## THE PROBLEM
Filter out every line below that lacks "chứng", and copy the rest.

## EXERCISE MATERIALS
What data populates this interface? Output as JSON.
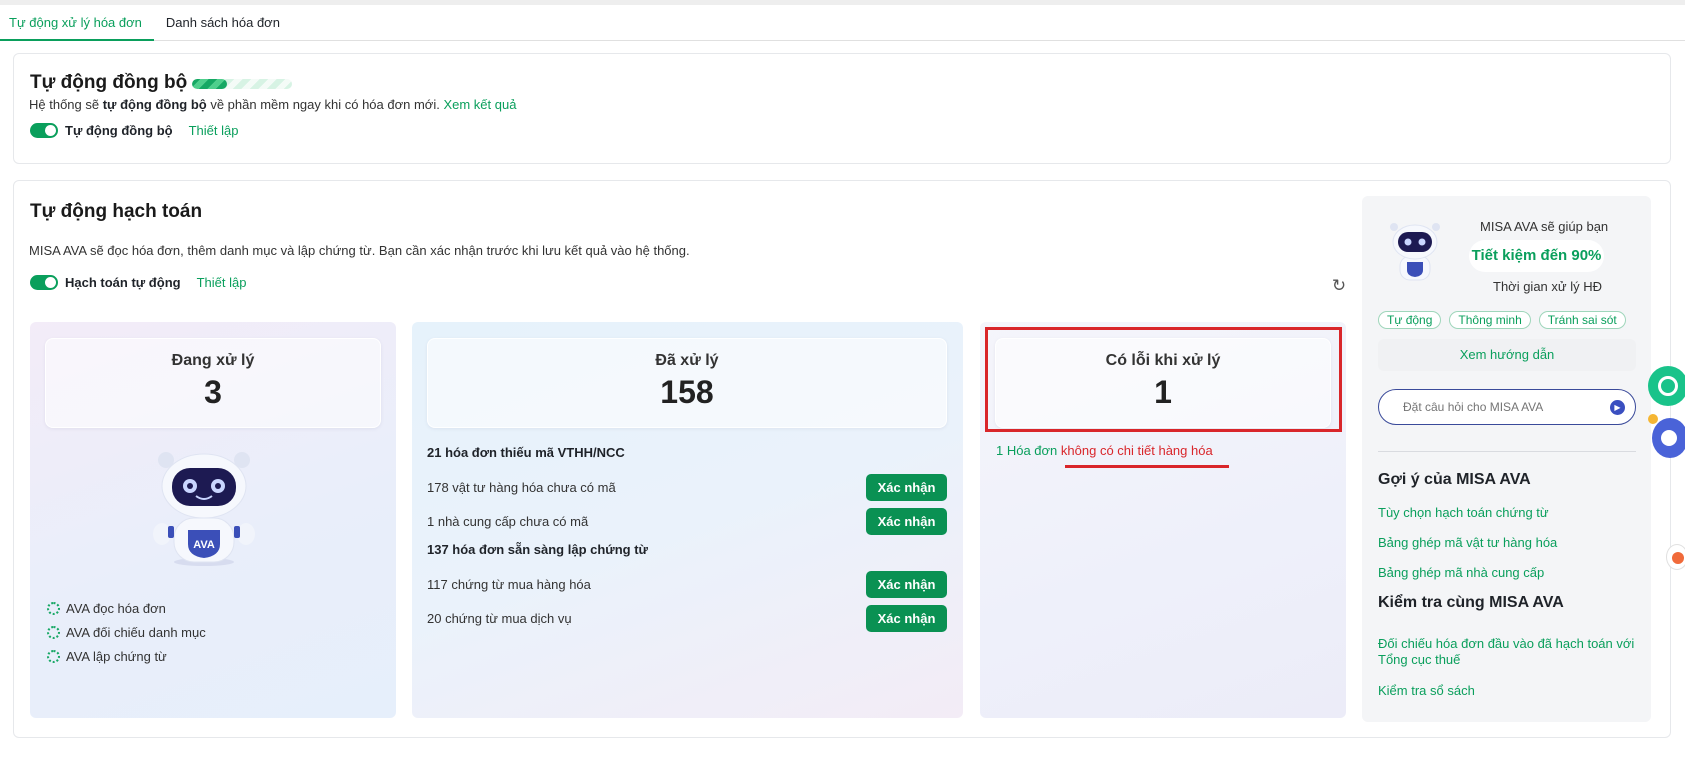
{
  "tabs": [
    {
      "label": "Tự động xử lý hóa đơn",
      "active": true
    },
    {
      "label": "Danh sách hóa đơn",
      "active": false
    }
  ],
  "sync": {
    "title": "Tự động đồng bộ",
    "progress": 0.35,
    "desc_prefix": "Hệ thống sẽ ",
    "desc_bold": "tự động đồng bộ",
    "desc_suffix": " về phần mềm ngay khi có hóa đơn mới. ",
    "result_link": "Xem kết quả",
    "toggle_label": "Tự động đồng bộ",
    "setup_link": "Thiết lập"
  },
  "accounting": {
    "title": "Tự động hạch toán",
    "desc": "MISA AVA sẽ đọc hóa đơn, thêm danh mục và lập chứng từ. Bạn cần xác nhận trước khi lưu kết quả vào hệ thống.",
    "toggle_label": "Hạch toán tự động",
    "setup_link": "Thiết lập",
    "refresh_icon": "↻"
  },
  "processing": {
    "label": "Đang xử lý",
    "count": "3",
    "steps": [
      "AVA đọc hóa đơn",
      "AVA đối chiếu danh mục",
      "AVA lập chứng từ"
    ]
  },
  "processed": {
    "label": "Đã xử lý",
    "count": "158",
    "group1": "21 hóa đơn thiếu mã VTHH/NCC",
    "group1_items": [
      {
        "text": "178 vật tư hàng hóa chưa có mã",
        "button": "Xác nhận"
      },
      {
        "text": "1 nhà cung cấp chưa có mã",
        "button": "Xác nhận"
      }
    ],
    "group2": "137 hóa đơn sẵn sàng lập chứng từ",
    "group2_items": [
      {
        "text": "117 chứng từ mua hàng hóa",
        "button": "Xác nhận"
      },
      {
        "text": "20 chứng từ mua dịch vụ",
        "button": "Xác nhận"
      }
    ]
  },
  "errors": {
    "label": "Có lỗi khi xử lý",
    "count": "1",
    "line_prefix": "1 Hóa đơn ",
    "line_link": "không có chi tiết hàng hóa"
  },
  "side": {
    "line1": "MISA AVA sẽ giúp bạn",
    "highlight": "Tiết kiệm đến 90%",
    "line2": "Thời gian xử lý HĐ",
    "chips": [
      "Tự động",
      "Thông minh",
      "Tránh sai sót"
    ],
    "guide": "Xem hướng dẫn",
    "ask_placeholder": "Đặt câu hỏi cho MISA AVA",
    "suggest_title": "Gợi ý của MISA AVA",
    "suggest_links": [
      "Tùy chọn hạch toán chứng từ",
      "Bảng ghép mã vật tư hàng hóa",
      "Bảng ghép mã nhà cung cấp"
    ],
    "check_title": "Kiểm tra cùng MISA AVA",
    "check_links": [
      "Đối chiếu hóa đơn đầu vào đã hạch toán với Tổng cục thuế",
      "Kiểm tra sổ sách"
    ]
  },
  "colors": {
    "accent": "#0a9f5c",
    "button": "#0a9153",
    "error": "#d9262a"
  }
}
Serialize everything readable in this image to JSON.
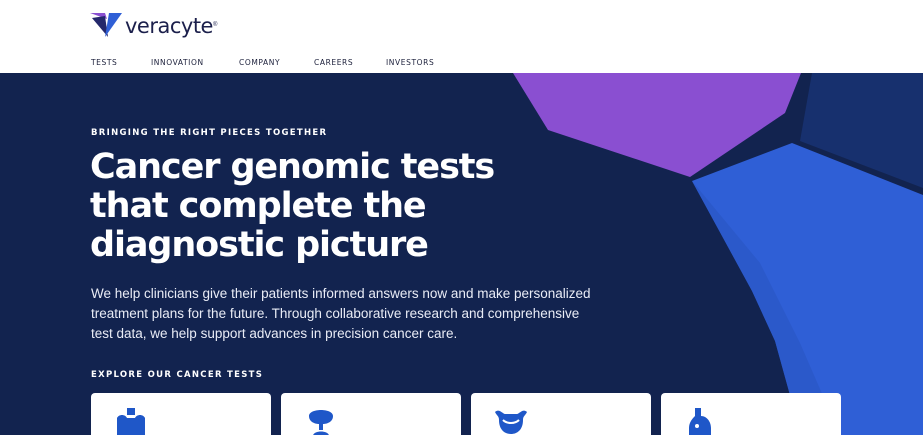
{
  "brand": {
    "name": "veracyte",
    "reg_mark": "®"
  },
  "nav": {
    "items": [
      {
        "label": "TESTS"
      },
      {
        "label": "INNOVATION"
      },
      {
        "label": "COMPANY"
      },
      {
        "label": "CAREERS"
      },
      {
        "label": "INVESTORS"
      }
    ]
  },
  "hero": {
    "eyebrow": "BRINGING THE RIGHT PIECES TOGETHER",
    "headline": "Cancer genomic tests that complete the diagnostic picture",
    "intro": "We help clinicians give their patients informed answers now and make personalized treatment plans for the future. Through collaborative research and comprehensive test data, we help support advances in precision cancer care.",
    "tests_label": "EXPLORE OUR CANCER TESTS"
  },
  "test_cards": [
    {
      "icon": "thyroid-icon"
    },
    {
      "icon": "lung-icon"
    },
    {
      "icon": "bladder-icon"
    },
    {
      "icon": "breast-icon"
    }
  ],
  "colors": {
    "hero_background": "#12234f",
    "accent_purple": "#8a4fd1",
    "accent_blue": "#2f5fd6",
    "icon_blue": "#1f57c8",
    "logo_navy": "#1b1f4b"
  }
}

## ANSWER BOX
    "desc": "MISA AVA sẽ đọc hóa đơn, thêm danh mục và lập chứng từ. Bạn cần xác nhận trước khi lưu kết quả vào hệ thống.",
      "AVA lập chứng từ"
    "group2": "137 hóa đơn sẵn sàng lập chứng từ",
        "text": "117 chứng từ mua hàng hóa",
        "text": "20 chứng từ mua dịch vụ",
      "Tùy chọn hạch toán chứng từ",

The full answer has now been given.